Satisfying your sweet tooth does not mean that you are satisfying your body’s needs, or does it?


Chocolate and Your Mental Health


Chocolate has Personality 


The homeopathic profile of chocolate is exemplified in people that are affectionate, busy, excited, and impulsive.


In extreme cases the chocolate personality is also exemplified in people that are impatient and have great anticipation in the morning, anxiety about the future, aversions to their spouses or company, irritability with children, difficulty concentrating, and feeling separated from the world, divided, animalistic, and vacant.


Chocolate and Evening Sugar Cravings


For many, sugar cravings are worse in the evening.  Low blood sugar symptoms include low energy, moodiness, irritability, and shaking.  Chocolate has simple sugars and caffeine and the caffeine vents the body to use fast-sugars.


In Oriental medicine, sweets such as chocolate are best assimilated in early morning (7-9am) hours.  Those that eat low protein breakfasts are also more likely to get sweet cravings in the evening.  Although chocolate can swing blood sugar levels it has a low glycemic index and in moderation, should not drop your blood sugar too fast.  The fat in chocolate is also good because fat is assimulated lastly in the body and the release of sugar is gradual and sustains energy.


If your protein needs are not met in the morning it predisposes you to evening sugar cravings and, if you are going to benefit from sweets or chocolate, it’s best to consume them in moderation in the morning.  


Caffeine in Chocolate


Cocoa from which chocolate is made has a small amount of caffeine in it.  Dark chocolate contains about 7.5 times less caffeine than an 8oz cup of coffee.   Caffeine in this low dose is a mild stimulant which may be beneficial to those with sluggish adrenals but detrimental to those with adrenal over-stimulation (for example, anxiety disorder).  Dark chocolate also contains another mild stimulant called theobromine.  Theobromine is not as potent a stimulant as caffeine.  Theobromine is also a mild cough suppressant which might help if you have a cough.


Chocolate Addiction


The extreme scenario is a person that continually gravitates strongly to chocolate – the chocoholic.  This can occur for various reasons.  For example, you may have a food allergy; people with food allergies often either strongly crave or hate the food that they are allergic too.


It is difficult to feed demanding brain cells when ones blood sugar is low.  Strong chocolate cravings are therefore more likely in diabetes, pre-clinical diabetes, or in people using medications that negatively influence insulin resistance.  These people often have erratic behavior if they miss meals.  Ironically, chocolate consumed by diabetics may be done as a form of self-medication because the flavonoids in chocolate can help balance insulin resistance.


Dark Chocolate: a good source of Copper, Potassium, and Iron


Potassium and copper are helpful agents in the prevention of cardiovascular problems such as strokes.  Iron is also essential to mental health.


Cocoa, high in Magnesium


Three squares (87g) of dark chocolate contain 285mg of elemental magnesium.  This is a hefty dose of magnesium.


One square of dark chocolate is almost equivalent to the dose of 1 pill of magnesium. 


Magnesium is helpful as a preventative for diabetes, heart disease, and hypertension.
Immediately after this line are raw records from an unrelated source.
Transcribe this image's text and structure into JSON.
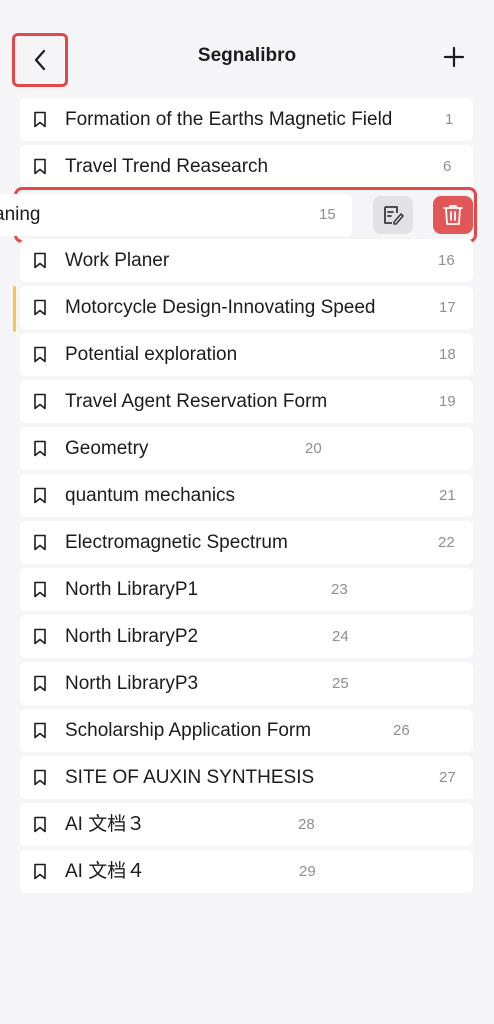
{
  "header": {
    "title": "Segnalibro",
    "back_icon": "chevron-left-icon",
    "add_icon": "plus-icon"
  },
  "swiped": {
    "label": "aning",
    "page": "15",
    "edit_icon": "edit-note-icon",
    "delete_icon": "trash-icon"
  },
  "bookmarks": [
    {
      "label": "Formation of the Earths Magnetic Field",
      "page": "1"
    },
    {
      "label": "Travel Trend Reasearch",
      "page": "6"
    },
    {
      "label": "Work Planer",
      "page": "16"
    },
    {
      "label": "Motorcycle Design-Innovating Speed",
      "page": "17"
    },
    {
      "label": "Potential exploration",
      "page": "18"
    },
    {
      "label": "Travel Agent Reservation Form",
      "page": "19"
    },
    {
      "label": "Geometry",
      "page": "20"
    },
    {
      "label": "quantum mechanics",
      "page": "21"
    },
    {
      "label": "Electromagnetic Spectrum",
      "page": "22"
    },
    {
      "label": "North LibraryP1",
      "page": "23"
    },
    {
      "label": "North LibraryP2",
      "page": "24"
    },
    {
      "label": "North LibraryP3",
      "page": "25"
    },
    {
      "label": "Scholarship Application Form",
      "page": "26"
    },
    {
      "label": "SITE OF AUXIN SYNTHESIS",
      "page": "27"
    },
    {
      "label": "AI 文档３",
      "page": "28"
    },
    {
      "label": "AI 文档４",
      "page": "29"
    }
  ],
  "colors": {
    "highlight_border": "#e0484b",
    "delete_bg": "#e15757",
    "edit_bg": "#e2e2e4",
    "active_marker": "#f2c94c"
  }
}
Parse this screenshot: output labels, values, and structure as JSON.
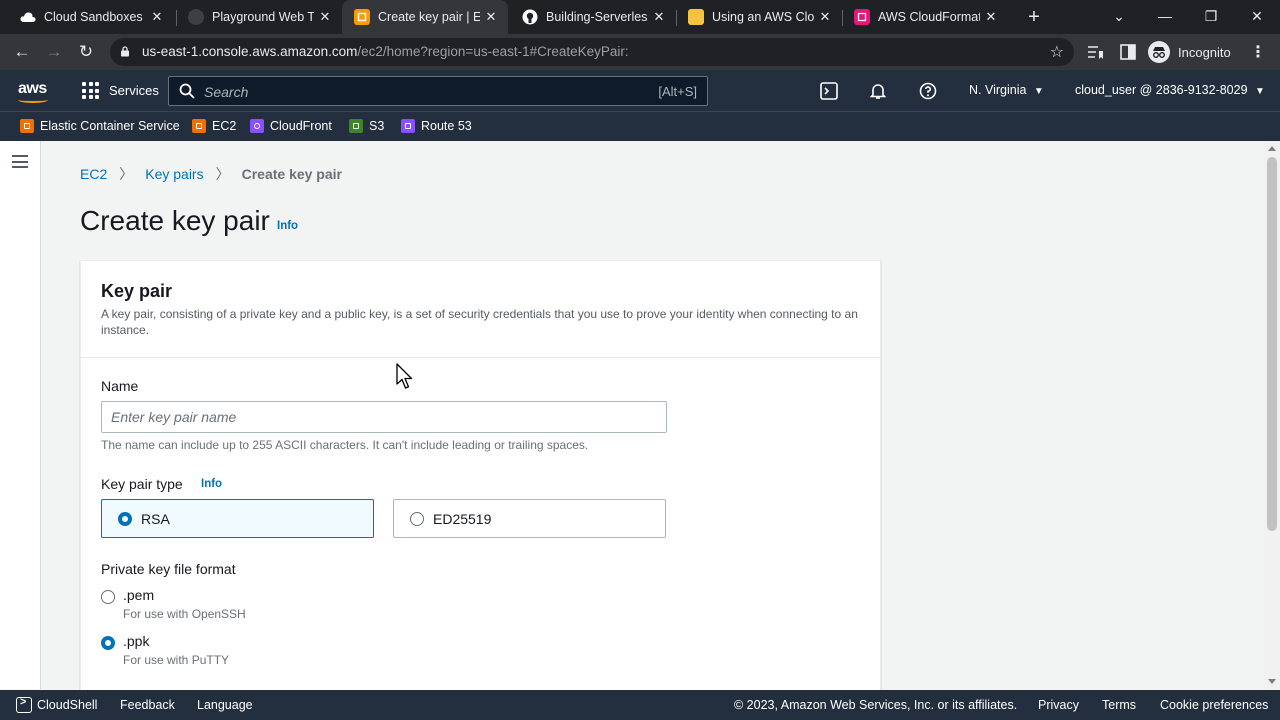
{
  "browser": {
    "tabs": [
      {
        "title": "Cloud Sandboxes - ",
        "favicon_color": "#ffffff"
      },
      {
        "title": "Playground Web Te",
        "favicon_color": "#3c4043"
      },
      {
        "title": "Create key pair | EC",
        "favicon_color": "#ff9900"
      },
      {
        "title": "Building-Serverless",
        "favicon_color": "#ffffff"
      },
      {
        "title": "Using an AWS Clou",
        "favicon_color": "#f5c242"
      },
      {
        "title": "AWS CloudFormatio",
        "favicon_color": "#e7157b"
      }
    ],
    "active_tab_index": 2,
    "url_host": "us-east-1.console.aws.amazon.com",
    "url_rest": "/ec2/home?region=us-east-1#CreateKeyPair:",
    "profile_label": "Incognito"
  },
  "aws_nav": {
    "logo": "aws",
    "services_label": "Services",
    "search_placeholder": "Search",
    "search_shortcut": "[Alt+S]",
    "region": "N. Virginia",
    "account": "cloud_user @ 2836-9132-8029"
  },
  "favorites": [
    {
      "label": "Elastic Container Service",
      "color": "#ed7100"
    },
    {
      "label": "EC2",
      "color": "#ed7100"
    },
    {
      "label": "CloudFront",
      "color": "#8c4fff"
    },
    {
      "label": "S3",
      "color": "#3f8624"
    },
    {
      "label": "Route 53",
      "color": "#8c4fff"
    }
  ],
  "breadcrumb": {
    "items": [
      "EC2",
      "Key pairs"
    ],
    "current": "Create key pair"
  },
  "page": {
    "title": "Create key pair",
    "info": "Info"
  },
  "panel": {
    "title": "Key pair",
    "description": "A key pair, consisting of a private key and a public key, is a set of security credentials that you use to prove your identity when connecting to an instance.",
    "name_label": "Name",
    "name_placeholder": "Enter key pair name",
    "name_value": "",
    "name_hint": "The name can include up to 255 ASCII characters. It can't include leading or trailing spaces.",
    "type_label": "Key pair type",
    "type_info": "Info",
    "type_options": [
      {
        "label": "RSA",
        "selected": true
      },
      {
        "label": "ED25519",
        "selected": false
      }
    ],
    "format_label": "Private key file format",
    "format_options": [
      {
        "label": ".pem",
        "sub": "For use with OpenSSH",
        "selected": false
      },
      {
        "label": ".ppk",
        "sub": "For use with PuTTY",
        "selected": true
      }
    ]
  },
  "footer": {
    "cloudshell": "CloudShell",
    "feedback": "Feedback",
    "language": "Language",
    "copyright": "© 2023, Amazon Web Services, Inc. or its affiliates.",
    "privacy": "Privacy",
    "terms": "Terms",
    "cookies": "Cookie preferences"
  },
  "colors": {
    "aws_nav": "#232f3e",
    "link": "#0073bb",
    "accent_orange": "#ff9900"
  }
}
Magnesium has multiple uses in ADD/ADHD, depression, and anxiety.


Raw cocoa nibs are therefore a good source of magnesium.   Nibs can be mixed with desserts, cereals, and smoothies.


Dark chocolate, high in antioxidants


Dark chocolate is the chocolate of choice.  Dark chocolate is high in anti-oxidants which can combat cancer and improve brain function.


Dark chocolate, dairy-free


So those with dairy allergies can partake.


Chocolate for Mood and Cognition


Dark chocolate is associated with improved mood and cognition.  The endorphin release associated with the phenylethylamine component can create feelings of happiness.


The phenylethylamine component can also trigger the ‘feel-good’ ‘falling-in-love’ brain response.


Chocolate for your Circulatory System


Dark chocolate constituents are associated with better circulation, the prevention of clots, and the reduction of arterial hardening.  Good brain blood flow is important to mental health.


Dark Chocolate, good for your Teeth


Theobromine, a component of dark chocolate, is associated with tooth enamel hardening and, therefore might lower the likelihood of dental cavities.